If you remove a person’s access to a private repository, any of their forks of that private repository are deleted. Local clones of the private repository are retained. If a team's access to a private repository is revoked or a team with access to a private repository is deleted, and team members do not have access to the repository through another team, private forks of the repository will be deleted.
You are responsible for ensuring that people who have lost access to a repository delete any confidential information or intellectual property.
People with admin permissions to a private repository can disallow forking of that repository, and organization owners can disallow forking of any private repository in an organization. For more information, see "Managing the forking policy for your organization" and "Managing the forking policy for your repository."
When you delete a private repository, all of its private forks are also deleted.
When you delete a public repository, one of the existing public forks is chosen to be the new parent repository. All other repositories are forked off of this new parent and subsequent pull requests go to this new parent.

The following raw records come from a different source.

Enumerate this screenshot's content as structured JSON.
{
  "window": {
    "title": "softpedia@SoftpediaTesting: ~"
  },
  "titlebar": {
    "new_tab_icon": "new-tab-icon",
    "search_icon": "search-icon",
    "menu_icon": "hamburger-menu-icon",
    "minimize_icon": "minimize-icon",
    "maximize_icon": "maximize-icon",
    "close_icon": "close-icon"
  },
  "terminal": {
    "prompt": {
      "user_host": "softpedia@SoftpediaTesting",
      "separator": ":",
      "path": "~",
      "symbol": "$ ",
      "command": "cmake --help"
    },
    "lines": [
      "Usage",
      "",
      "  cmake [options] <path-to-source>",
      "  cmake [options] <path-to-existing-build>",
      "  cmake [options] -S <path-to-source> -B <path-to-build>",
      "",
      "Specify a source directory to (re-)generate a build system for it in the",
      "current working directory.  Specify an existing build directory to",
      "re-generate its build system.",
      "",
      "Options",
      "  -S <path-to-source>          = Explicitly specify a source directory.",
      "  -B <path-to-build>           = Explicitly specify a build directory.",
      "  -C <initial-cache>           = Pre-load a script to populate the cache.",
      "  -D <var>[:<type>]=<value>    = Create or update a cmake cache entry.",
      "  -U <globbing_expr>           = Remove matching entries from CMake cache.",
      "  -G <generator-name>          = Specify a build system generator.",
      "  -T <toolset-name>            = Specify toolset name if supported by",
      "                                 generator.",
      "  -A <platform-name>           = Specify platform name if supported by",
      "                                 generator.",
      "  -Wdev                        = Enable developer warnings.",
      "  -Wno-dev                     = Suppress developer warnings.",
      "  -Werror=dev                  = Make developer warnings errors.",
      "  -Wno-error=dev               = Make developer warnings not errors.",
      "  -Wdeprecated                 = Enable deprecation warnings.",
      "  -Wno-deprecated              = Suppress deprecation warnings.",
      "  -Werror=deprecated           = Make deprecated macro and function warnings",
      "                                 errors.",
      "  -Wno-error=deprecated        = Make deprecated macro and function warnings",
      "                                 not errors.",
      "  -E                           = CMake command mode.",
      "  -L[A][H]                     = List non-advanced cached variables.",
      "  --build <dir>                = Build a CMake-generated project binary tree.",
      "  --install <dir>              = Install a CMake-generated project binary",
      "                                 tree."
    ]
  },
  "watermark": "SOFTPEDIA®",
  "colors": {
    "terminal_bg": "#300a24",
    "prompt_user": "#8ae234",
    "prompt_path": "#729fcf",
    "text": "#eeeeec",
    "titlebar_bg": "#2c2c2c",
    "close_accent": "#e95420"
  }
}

Las bifurcaciones privadas heredan la estructura de permisos del repositorio ascendente o padre. Esto ayuda a que los propietarios de repositorios privados mantengan el control sobre su código. Por ejemplo, si el repositorio ascendente es privado y otorga acceso de lectura/escritura a un equipo, entonces el mismo equipo tendrá este tipo de acceso en cualquier bifurcación de dicho repositorio ascendente. Las bifurcaciones privadas solo heredarán los permisos de equipo (y no los iniciales).
If a public repository is made private, its public forks are split off into a new network. As with deleting a public repository, one of the existing public forks is chosen to be the new parent repository and all other repositories are forked off of this new parent. Subsequent pull requests go to this new parent.
In other words, a public repository's forks will remain public in their own separate repository network even after the parent repository is made private. This allows the fork owners to continue to work and collaborate without interruption. If public forks were not moved into a separate network in this way, the owners of those forks would need to get the appropriate access permissions to pull changes from and submit pull requests to the (now private) parent repository—even though they didn't need those permissions before.
If a public repository is made private and then deleted, its public forks will continue to exist in a separate network.
If a private repository is made public, each of its private forks is turned into a standalone private repository and becomes the parent of its own new repository network. Private forks are never automatically made public because they could contain sensitive commits that shouldn't be exposed publicly.
If a private repository is made public and then deleted, its private forks will continue to exist as standalone private repositories in separate networks.